- _Task_: Looking at the data below, state how many lines contain "getNativeWindowHandle". No other words are wanted.

- _Records for the task_:
****************************************

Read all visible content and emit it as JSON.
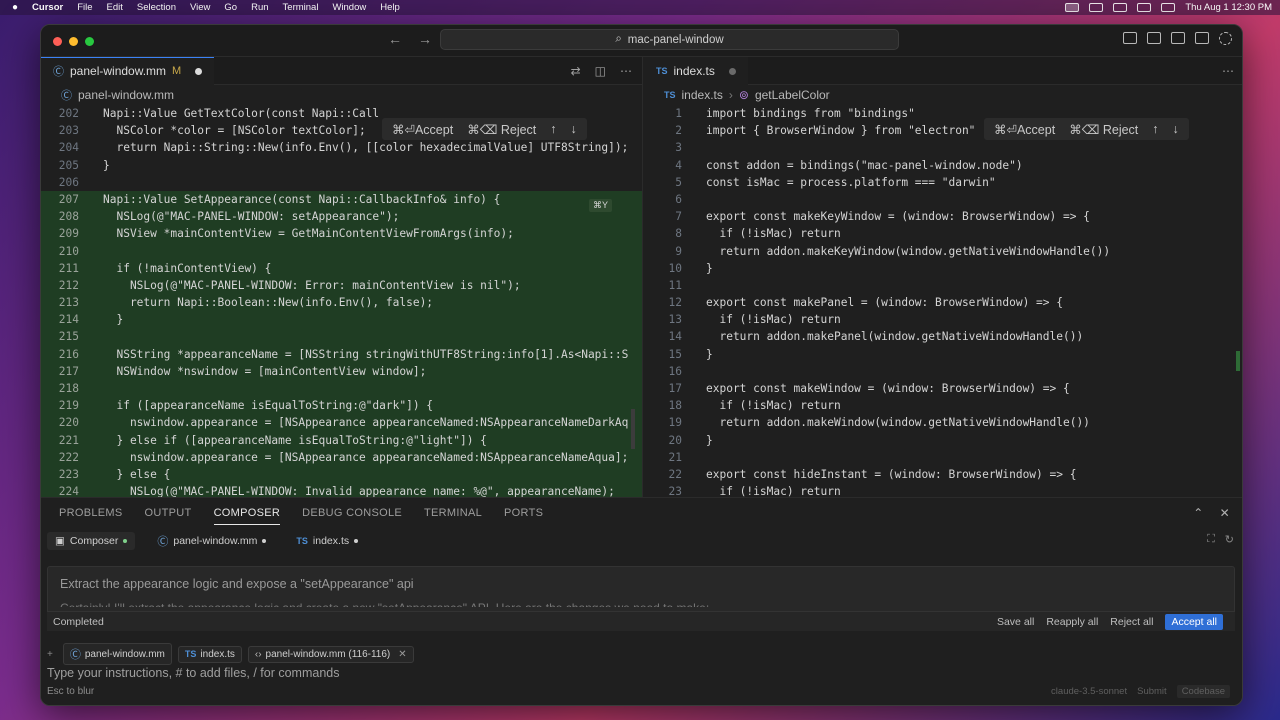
{
  "menubar": {
    "app": "Cursor",
    "items": [
      "File",
      "Edit",
      "Selection",
      "View",
      "Go",
      "Run",
      "Terminal",
      "Window",
      "Help"
    ],
    "datetime": "Thu Aug 1  12:30 PM"
  },
  "titlebar": {
    "search": "mac-panel-window"
  },
  "left_editor": {
    "tab": {
      "label": "panel-window.mm",
      "modified": "M"
    },
    "breadcrumb": "panel-window.mm",
    "overlay": {
      "accept": "⌘⏎Accept",
      "reject": "⌘⌫ Reject"
    },
    "badge": "⌘Y",
    "lines": [
      {
        "n": "202",
        "t": "Napi::Value GetTextColor(const Napi::Call",
        "added": false
      },
      {
        "n": "203",
        "t": "  NSColor *color = [NSColor textColor];",
        "added": false
      },
      {
        "n": "204",
        "t": "  return Napi::String::New(info.Env(), [[color hexadecimalValue] UTF8String]);",
        "added": false
      },
      {
        "n": "205",
        "t": "}",
        "added": false
      },
      {
        "n": "206",
        "t": "",
        "added": false
      },
      {
        "n": "207",
        "t": "Napi::Value SetAppearance(const Napi::CallbackInfo& info) {",
        "added": true
      },
      {
        "n": "208",
        "t": "  NSLog(@\"MAC-PANEL-WINDOW: setAppearance\");",
        "added": true
      },
      {
        "n": "209",
        "t": "  NSView *mainContentView = GetMainContentViewFromArgs(info);",
        "added": true
      },
      {
        "n": "210",
        "t": "",
        "added": true
      },
      {
        "n": "211",
        "t": "  if (!mainContentView) {",
        "added": true
      },
      {
        "n": "212",
        "t": "    NSLog(@\"MAC-PANEL-WINDOW: Error: mainContentView is nil\");",
        "added": true
      },
      {
        "n": "213",
        "t": "    return Napi::Boolean::New(info.Env(), false);",
        "added": true
      },
      {
        "n": "214",
        "t": "  }",
        "added": true
      },
      {
        "n": "215",
        "t": "",
        "added": true
      },
      {
        "n": "216",
        "t": "  NSString *appearanceName = [NSString stringWithUTF8String:info[1].As<Napi::S",
        "added": true
      },
      {
        "n": "217",
        "t": "  NSWindow *nswindow = [mainContentView window];",
        "added": true
      },
      {
        "n": "218",
        "t": "",
        "added": true
      },
      {
        "n": "219",
        "t": "  if ([appearanceName isEqualToString:@\"dark\"]) {",
        "added": true
      },
      {
        "n": "220",
        "t": "    nswindow.appearance = [NSAppearance appearanceNamed:NSAppearanceNameDarkAq",
        "added": true
      },
      {
        "n": "221",
        "t": "  } else if ([appearanceName isEqualToString:@\"light\"]) {",
        "added": true
      },
      {
        "n": "222",
        "t": "    nswindow.appearance = [NSAppearance appearanceNamed:NSAppearanceNameAqua];",
        "added": true
      },
      {
        "n": "223",
        "t": "  } else {",
        "added": true
      },
      {
        "n": "224",
        "t": "    NSLog(@\"MAC-PANEL-WINDOW: Invalid appearance name: %@\", appearanceName);",
        "added": true
      }
    ]
  },
  "right_editor": {
    "tab": {
      "prefix": "TS",
      "label": "index.ts"
    },
    "breadcrumb": {
      "file": "index.ts",
      "symbol": "getLabelColor"
    },
    "overlay": {
      "accept": "⌘⏎Accept",
      "reject": "⌘⌫ Reject"
    },
    "lines": [
      {
        "n": "1",
        "t": "import bindings from \"bindings\""
      },
      {
        "n": "2",
        "t": "import { BrowserWindow } from \"electron\""
      },
      {
        "n": "3",
        "t": ""
      },
      {
        "n": "4",
        "t": "const addon = bindings(\"mac-panel-window.node\")"
      },
      {
        "n": "5",
        "t": "const isMac = process.platform === \"darwin\""
      },
      {
        "n": "6",
        "t": ""
      },
      {
        "n": "7",
        "t": "export const makeKeyWindow = (window: BrowserWindow) => {"
      },
      {
        "n": "8",
        "t": "  if (!isMac) return"
      },
      {
        "n": "9",
        "t": "  return addon.makeKeyWindow(window.getNativeWindowHandle())"
      },
      {
        "n": "10",
        "t": "}"
      },
      {
        "n": "11",
        "t": ""
      },
      {
        "n": "12",
        "t": "export const makePanel = (window: BrowserWindow) => {"
      },
      {
        "n": "13",
        "t": "  if (!isMac) return"
      },
      {
        "n": "14",
        "t": "  return addon.makePanel(window.getNativeWindowHandle())"
      },
      {
        "n": "15",
        "t": "}"
      },
      {
        "n": "16",
        "t": ""
      },
      {
        "n": "17",
        "t": "export const makeWindow = (window: BrowserWindow) => {"
      },
      {
        "n": "18",
        "t": "  if (!isMac) return"
      },
      {
        "n": "19",
        "t": "  return addon.makeWindow(window.getNativeWindowHandle())"
      },
      {
        "n": "20",
        "t": "}"
      },
      {
        "n": "21",
        "t": ""
      },
      {
        "n": "22",
        "t": "export const hideInstant = (window: BrowserWindow) => {"
      },
      {
        "n": "23",
        "t": "  if (!isMac) return"
      }
    ]
  },
  "panel": {
    "tabs": [
      "PROBLEMS",
      "OUTPUT",
      "COMPOSER",
      "DEBUG CONSOLE",
      "TERMINAL",
      "PORTS"
    ],
    "active_tab": "COMPOSER",
    "composer_tabs": [
      "Composer",
      "panel-window.mm",
      "index.ts"
    ],
    "prompt": "Extract the appearance logic and expose a \"setAppearance\" api",
    "response_snippet": "Certainly! I'll extract the appearance logic and create a new \"setAppearance\" API. Here are the changes we need to make:",
    "status": "Completed",
    "actions": {
      "save_all": "Save all",
      "reapply_all": "Reapply all",
      "reject_all": "Reject all",
      "accept_all": "Accept all"
    },
    "chips": [
      "panel-window.mm",
      "index.ts",
      "panel-window.mm (116-116)"
    ],
    "input_placeholder": "Type your instructions, # to add files, / for commands",
    "esc_hint": "Esc to blur",
    "model": "claude-3.5-sonnet",
    "submit": "Submit",
    "codebase": "Codebase"
  }
}
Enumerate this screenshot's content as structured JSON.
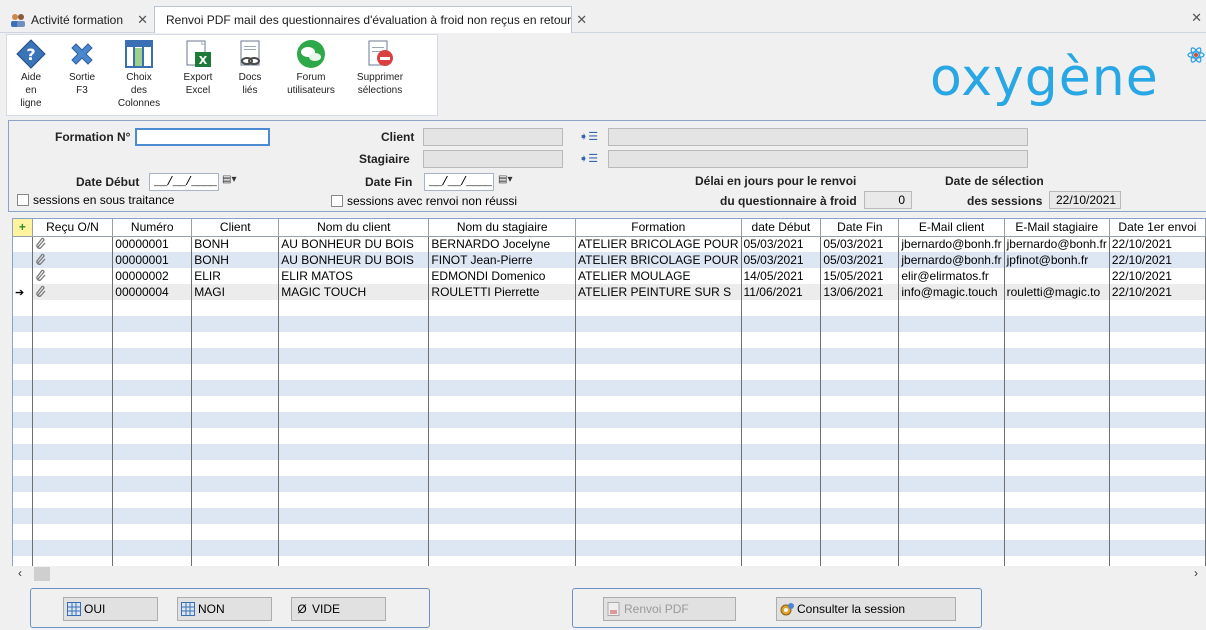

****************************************

- _Solution below_: 3